Say how many lines in the records contain the string "weekday", giving the number by itself.

─── RECORDS FOR THE TASK ───

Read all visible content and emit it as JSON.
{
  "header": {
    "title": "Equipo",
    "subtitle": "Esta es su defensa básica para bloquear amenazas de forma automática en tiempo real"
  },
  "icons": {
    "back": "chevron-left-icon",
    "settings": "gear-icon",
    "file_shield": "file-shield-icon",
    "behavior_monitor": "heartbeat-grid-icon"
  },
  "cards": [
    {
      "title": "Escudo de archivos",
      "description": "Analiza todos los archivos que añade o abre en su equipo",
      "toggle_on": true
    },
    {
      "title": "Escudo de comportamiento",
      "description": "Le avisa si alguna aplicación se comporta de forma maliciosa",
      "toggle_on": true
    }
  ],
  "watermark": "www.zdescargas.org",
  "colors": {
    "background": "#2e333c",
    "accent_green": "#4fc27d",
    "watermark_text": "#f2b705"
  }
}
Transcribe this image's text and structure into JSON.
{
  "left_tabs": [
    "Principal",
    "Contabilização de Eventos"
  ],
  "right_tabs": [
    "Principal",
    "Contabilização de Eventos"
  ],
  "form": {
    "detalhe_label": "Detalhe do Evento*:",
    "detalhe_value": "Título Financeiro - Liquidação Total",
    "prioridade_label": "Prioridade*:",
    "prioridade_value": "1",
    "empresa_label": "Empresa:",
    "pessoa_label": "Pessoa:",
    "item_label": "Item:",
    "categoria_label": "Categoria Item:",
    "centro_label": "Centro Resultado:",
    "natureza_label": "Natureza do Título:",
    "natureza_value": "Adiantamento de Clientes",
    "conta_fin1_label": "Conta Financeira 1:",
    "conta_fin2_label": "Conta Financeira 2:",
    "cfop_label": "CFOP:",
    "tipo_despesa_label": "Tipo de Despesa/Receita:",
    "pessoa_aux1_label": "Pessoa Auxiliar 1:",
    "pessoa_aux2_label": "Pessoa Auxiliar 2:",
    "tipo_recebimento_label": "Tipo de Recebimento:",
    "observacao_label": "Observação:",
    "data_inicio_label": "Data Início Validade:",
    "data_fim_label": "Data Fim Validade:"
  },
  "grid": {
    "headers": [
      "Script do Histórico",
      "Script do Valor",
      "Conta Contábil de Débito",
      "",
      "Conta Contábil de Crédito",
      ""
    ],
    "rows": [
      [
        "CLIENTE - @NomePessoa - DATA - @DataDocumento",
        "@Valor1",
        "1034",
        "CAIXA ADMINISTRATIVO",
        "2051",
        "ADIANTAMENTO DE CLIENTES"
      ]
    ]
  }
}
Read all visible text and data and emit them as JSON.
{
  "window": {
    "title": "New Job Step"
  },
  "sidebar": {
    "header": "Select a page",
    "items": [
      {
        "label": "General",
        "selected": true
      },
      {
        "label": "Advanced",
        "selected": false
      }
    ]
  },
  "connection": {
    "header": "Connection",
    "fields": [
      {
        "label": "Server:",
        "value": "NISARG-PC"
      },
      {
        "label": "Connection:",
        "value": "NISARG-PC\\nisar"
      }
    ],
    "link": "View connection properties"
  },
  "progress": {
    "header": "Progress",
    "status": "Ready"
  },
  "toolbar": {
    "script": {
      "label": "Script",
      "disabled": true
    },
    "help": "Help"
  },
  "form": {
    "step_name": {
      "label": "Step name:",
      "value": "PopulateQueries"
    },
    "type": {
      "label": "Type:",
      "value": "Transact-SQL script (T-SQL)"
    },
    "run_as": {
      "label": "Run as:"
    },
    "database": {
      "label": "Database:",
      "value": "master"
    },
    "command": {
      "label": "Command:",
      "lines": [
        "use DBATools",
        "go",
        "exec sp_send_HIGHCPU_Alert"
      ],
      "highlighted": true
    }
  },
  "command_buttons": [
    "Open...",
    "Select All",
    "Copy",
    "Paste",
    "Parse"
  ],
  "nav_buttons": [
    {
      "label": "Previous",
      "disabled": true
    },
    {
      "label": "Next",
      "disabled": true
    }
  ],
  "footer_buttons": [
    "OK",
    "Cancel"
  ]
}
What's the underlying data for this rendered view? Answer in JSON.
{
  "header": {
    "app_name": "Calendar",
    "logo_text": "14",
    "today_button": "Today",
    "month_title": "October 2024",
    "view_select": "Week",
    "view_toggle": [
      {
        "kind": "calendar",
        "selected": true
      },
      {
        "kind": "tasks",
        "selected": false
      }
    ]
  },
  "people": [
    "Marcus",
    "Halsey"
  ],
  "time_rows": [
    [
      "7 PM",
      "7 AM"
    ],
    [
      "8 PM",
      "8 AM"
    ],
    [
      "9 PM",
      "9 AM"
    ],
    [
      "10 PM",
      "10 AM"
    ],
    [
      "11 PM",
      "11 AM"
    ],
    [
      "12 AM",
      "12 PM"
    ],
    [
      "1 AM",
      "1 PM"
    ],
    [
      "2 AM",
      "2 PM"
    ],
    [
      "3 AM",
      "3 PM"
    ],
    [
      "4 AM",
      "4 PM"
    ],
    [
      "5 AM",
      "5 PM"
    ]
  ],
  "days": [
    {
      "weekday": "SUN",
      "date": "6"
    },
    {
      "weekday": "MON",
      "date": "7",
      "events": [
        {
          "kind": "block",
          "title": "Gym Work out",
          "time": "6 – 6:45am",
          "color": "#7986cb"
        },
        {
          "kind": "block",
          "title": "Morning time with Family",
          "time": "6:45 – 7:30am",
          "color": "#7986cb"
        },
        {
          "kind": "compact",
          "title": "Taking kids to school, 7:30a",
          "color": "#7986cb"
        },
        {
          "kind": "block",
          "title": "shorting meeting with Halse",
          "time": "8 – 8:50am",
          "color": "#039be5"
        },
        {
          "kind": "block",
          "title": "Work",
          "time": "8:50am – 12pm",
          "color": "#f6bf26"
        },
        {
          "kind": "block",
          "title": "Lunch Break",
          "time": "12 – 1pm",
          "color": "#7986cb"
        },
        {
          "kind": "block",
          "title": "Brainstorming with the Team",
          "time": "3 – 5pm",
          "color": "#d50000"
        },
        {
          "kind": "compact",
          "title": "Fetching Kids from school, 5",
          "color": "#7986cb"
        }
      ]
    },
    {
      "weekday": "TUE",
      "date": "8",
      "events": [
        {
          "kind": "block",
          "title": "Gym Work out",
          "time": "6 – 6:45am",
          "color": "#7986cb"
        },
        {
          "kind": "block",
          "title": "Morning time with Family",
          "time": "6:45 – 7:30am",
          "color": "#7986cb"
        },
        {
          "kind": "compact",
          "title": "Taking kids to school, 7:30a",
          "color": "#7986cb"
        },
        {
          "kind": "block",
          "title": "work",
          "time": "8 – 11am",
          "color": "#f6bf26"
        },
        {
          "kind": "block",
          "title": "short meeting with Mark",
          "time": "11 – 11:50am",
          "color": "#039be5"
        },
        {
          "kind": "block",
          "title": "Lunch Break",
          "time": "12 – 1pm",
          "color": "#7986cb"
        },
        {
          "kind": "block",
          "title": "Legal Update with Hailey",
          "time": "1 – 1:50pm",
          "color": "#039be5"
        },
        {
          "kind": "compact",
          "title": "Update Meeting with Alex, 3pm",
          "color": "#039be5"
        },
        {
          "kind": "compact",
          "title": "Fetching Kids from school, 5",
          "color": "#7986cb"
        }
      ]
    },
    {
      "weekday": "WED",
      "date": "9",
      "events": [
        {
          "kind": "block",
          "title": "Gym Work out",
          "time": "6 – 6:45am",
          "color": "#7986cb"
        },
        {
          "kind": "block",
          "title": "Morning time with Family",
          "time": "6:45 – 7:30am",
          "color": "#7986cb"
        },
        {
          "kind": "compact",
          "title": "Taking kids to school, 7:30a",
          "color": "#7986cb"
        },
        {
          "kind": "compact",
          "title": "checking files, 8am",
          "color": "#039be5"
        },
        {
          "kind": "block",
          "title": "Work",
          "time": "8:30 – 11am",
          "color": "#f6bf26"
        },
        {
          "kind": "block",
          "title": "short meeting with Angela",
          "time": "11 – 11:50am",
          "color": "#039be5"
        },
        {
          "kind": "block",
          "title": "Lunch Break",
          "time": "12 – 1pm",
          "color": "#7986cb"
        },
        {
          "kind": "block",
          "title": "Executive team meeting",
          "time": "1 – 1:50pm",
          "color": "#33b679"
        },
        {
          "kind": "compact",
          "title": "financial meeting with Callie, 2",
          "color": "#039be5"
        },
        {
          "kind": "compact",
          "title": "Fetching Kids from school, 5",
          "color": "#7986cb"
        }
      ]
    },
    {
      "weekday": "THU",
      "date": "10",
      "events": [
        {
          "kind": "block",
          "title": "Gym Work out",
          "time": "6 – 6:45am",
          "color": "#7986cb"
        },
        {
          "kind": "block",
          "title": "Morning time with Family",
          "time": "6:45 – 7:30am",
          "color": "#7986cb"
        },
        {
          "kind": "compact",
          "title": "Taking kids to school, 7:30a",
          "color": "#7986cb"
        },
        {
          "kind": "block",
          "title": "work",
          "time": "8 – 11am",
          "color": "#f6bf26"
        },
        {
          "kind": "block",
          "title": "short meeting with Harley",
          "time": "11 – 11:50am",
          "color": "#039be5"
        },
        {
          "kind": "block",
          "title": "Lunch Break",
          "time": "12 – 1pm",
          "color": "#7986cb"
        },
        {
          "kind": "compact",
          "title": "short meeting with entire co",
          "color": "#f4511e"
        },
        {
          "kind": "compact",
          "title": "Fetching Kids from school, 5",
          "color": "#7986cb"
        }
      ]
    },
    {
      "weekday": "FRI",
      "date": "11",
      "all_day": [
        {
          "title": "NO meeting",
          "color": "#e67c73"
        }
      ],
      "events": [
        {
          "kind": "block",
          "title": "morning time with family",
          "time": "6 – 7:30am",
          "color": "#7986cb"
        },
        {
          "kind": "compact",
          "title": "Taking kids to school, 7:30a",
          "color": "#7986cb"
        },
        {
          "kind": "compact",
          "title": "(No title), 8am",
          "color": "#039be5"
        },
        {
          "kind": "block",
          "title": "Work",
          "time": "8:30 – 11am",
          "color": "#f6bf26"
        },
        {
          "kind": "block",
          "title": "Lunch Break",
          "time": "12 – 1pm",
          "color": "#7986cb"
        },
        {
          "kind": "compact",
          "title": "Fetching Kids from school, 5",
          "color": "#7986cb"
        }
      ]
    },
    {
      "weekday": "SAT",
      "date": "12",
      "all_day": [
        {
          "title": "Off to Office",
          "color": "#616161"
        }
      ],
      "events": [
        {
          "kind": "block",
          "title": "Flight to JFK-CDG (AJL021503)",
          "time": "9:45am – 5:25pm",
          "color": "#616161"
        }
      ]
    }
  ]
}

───

■ EXERCISE SOLUTION ■
7